The entire virtual process only adds an hour or two to the planning process — an insignificant cost compared with the tremendous benefit of experiencing firsthand how the neighborhood feels.
We then continued to use VR at several other meetings, such as Pulte Homes’ Territorial Coves in Dayton, Minn., which no doubt expedited the approval process.
Communicating space — Looking at a 3D image of a development is like looking at a picture. With people and cars in the frame, you have some information to judge space, but it is not the same as being there. A video of a development is somewhat better, such as The Chandler in Frankfort, Ky. (http://www.rhsdplanning.com/TheChandler.mp4). However, an image or video cannot replicate the sense of space that VR provides.
Eliminating time-consuming tasks — With LandMentor, creating the 3D site plan is quick, often taking less than an hour’s effort, but even on large sites, no more than two hours.
Making VR flexible to site plan changes — A video game in VR has a known “environment” that does not change. A site plan during the design and approval process undergoes various iterations; thus, the environment changes. Standard VR engines (software that drives the hardware) are not set up for this flexibility, so we had to develop it.
Adopting simple hardware — The first VR headsets had complex interfaces, but last year we received a prototype from Microsoft to begin our VR software development. These headsets are simple, perform well, and most important, are affordable.
Reducing motion sickness — Some people take to VR, some don’t. It seems age is not a factor. We learned not to use motion (moving about), but instead, set fixed positions to explain points. At any time, we can interactively move anywhere on the site, above it for fly overs, or even below to see utility conflicts. If someone reacts negatively to motion, we simply do not use that ability. It is also the reason why we do not support the VR motion controllers that come with the headsets and instead use standard X-Box360 controllers.

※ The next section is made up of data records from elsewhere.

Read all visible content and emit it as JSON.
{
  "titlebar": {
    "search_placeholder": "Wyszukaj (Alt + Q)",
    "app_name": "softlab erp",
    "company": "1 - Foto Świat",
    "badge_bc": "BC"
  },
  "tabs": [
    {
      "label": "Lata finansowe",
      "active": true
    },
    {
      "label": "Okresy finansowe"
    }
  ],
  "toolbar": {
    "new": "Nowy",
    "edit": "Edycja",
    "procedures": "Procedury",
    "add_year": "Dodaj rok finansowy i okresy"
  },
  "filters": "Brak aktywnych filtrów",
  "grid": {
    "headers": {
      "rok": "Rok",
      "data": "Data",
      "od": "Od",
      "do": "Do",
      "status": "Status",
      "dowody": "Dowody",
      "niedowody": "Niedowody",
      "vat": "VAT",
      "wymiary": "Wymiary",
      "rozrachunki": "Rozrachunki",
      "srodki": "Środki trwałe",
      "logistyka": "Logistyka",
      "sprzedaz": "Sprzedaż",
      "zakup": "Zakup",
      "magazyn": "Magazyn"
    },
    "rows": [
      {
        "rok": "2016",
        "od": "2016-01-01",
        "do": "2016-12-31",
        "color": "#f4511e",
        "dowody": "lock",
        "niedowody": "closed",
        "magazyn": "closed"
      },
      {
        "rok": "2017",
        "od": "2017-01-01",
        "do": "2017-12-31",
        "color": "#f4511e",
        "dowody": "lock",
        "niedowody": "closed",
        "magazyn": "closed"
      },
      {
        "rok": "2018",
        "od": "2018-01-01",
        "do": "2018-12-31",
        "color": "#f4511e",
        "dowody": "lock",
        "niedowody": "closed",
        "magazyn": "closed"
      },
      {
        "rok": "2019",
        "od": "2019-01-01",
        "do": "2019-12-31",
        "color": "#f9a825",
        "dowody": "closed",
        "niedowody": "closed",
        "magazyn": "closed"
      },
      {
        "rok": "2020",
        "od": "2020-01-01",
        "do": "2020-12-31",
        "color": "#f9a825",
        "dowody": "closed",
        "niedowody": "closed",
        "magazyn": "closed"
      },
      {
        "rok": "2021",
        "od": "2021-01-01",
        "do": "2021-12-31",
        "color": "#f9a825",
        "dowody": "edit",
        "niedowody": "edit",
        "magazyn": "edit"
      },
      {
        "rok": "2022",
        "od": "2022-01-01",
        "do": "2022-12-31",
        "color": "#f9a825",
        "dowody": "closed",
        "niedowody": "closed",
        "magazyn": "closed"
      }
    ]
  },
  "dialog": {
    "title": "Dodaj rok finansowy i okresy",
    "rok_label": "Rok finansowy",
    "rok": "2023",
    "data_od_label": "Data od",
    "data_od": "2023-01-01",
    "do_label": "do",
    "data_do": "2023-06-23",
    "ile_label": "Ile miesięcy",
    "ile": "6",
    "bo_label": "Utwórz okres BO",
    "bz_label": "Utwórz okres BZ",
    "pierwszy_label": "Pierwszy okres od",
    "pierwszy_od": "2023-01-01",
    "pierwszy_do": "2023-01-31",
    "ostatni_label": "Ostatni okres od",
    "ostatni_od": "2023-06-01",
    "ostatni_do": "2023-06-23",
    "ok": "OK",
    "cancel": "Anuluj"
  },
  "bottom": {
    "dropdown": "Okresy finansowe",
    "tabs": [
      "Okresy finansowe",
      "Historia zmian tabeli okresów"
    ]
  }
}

For example, if during a public meeting someone complains about how the development will ruin the view from their home, we still can move about to experience how the proposed submittal affects the neighbor — or not.
We also learned several methods to reduce queasiness. For example, instead of viewing from above, we place the viewer inside the cockpit of a Cessna and have them look out the window, which is more comfortable.
Making reality appear real — For those who have used SketchUp, it is an amazing software accomplishment from an ease-of-use and overall performance perspective that works well on a variety of computer platforms. VR requires a tremendous refresh rate (speed) to operate. SketchUp does not, and because it can work on slow computers well, the compromise is that the 3D appears somewhat cartoonish.
LandMentor previously used a higher-quality 3D engine for better realism than SketchUp but was nowhere near the realistic quality of a high-level software such as Lumion. The 3D engine that drives the headset is also used for all the 3D functions, and while still not as photo-realistic as Lumion, it’s getting much closer.
LandMentor is a system specifically for land development design and construction. It blends land surveying, civil engineering, planning, and site architecture into a single core technology. Because it is a precision analytical tool, many of the spatial or geometric functions communicate directly with its 3D, thus expanding VR beyond a view.
For example, we used it to determine if a site could support three-story buildings without a shadow being cast over the proposed single-family homes. Because the positioning of the sun on a location on the planet is a function of video gaming, and accurate, we tapped into its power.
Rick Harrison is president of Rick Harrison Site Design Studio (www.rhsdplanning.com). He can be contacted at firstname.lastname@example.org.